### Task brief
Going through the data below, find how many lines include the word "post", and reply with that number alone.
[Start of Attachment]
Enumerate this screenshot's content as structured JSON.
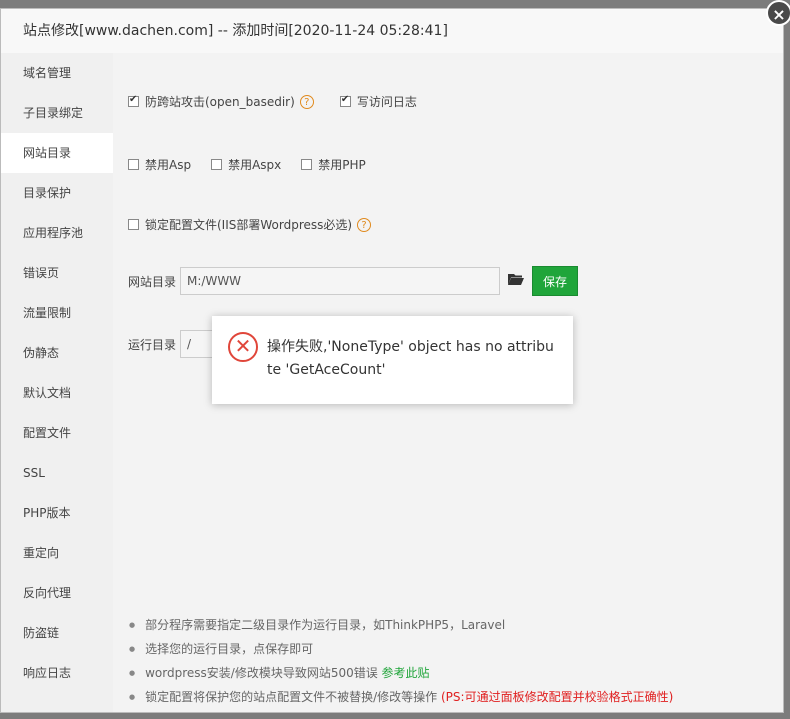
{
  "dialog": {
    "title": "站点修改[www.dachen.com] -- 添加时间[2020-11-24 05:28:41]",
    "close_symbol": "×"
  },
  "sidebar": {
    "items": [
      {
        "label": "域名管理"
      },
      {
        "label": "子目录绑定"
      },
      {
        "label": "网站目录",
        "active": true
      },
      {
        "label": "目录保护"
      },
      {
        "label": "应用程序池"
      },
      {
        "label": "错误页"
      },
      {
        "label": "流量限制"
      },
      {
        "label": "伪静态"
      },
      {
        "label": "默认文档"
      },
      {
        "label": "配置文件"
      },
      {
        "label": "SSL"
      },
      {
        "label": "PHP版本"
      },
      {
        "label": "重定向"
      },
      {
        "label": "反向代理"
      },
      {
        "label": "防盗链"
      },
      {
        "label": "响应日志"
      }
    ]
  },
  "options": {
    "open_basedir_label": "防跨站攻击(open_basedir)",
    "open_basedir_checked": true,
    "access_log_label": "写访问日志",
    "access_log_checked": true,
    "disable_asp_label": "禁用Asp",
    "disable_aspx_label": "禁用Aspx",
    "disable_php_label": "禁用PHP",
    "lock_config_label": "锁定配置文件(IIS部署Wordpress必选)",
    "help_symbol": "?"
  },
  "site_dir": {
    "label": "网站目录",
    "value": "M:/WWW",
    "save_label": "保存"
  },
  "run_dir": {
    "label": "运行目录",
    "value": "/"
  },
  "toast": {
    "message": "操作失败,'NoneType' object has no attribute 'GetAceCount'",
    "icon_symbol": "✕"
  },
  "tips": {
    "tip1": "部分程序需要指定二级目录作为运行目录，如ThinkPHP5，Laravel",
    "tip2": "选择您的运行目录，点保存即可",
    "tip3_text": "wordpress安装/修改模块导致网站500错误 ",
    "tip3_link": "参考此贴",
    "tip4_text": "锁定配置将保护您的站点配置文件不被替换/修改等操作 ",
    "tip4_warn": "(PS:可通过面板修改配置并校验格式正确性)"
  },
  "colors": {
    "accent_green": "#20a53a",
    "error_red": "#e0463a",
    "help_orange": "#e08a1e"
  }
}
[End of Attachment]
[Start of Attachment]
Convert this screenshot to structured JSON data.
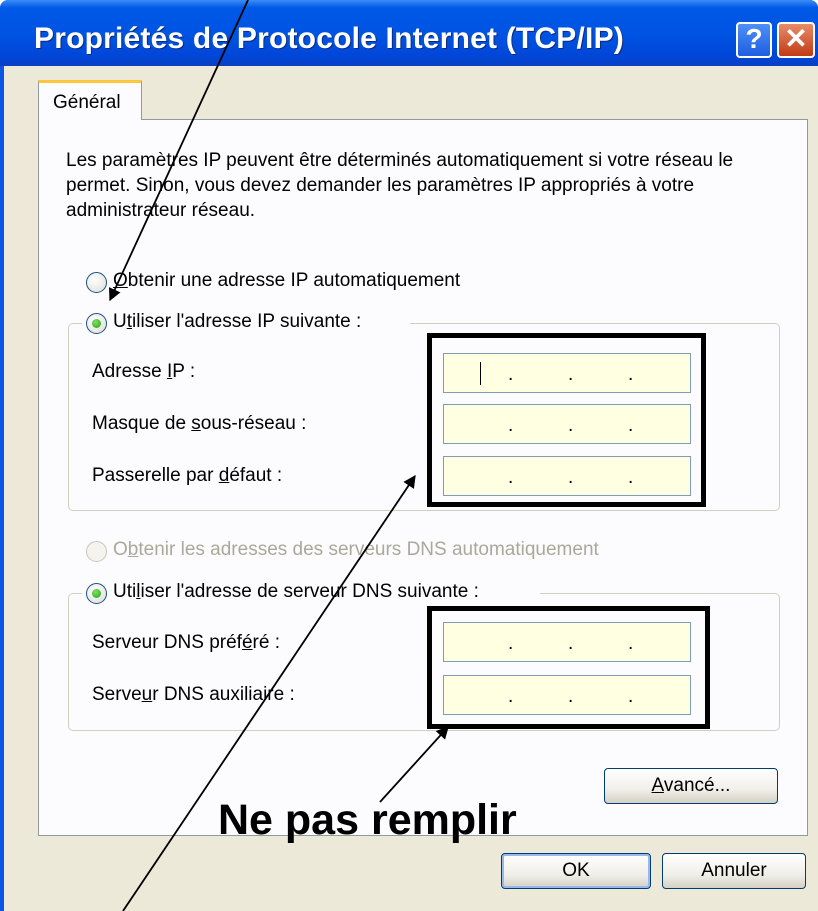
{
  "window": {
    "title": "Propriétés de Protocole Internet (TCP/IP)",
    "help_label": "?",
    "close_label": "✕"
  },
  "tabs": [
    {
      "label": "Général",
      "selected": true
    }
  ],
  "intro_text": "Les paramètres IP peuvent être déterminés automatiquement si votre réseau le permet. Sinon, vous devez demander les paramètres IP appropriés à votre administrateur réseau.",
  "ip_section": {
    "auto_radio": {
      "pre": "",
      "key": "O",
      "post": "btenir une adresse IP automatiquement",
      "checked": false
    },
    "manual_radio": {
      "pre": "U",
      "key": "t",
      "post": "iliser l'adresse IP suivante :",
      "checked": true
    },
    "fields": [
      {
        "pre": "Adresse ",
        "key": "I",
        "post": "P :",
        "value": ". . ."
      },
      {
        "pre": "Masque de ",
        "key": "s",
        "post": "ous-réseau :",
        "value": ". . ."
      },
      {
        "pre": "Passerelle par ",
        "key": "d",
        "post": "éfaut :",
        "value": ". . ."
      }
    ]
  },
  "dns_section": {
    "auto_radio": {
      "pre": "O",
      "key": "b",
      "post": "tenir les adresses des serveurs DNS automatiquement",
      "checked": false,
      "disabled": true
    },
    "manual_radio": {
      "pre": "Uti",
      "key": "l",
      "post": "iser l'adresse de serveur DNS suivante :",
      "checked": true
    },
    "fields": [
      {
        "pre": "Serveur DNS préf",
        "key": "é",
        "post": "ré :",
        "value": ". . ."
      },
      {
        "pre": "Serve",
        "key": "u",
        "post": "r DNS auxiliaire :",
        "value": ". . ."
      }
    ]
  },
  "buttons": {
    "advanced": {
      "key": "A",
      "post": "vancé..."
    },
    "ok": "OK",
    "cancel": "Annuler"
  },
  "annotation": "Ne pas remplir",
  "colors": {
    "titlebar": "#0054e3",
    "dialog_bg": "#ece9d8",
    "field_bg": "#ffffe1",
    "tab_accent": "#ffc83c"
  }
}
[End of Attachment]
### Problem solution
10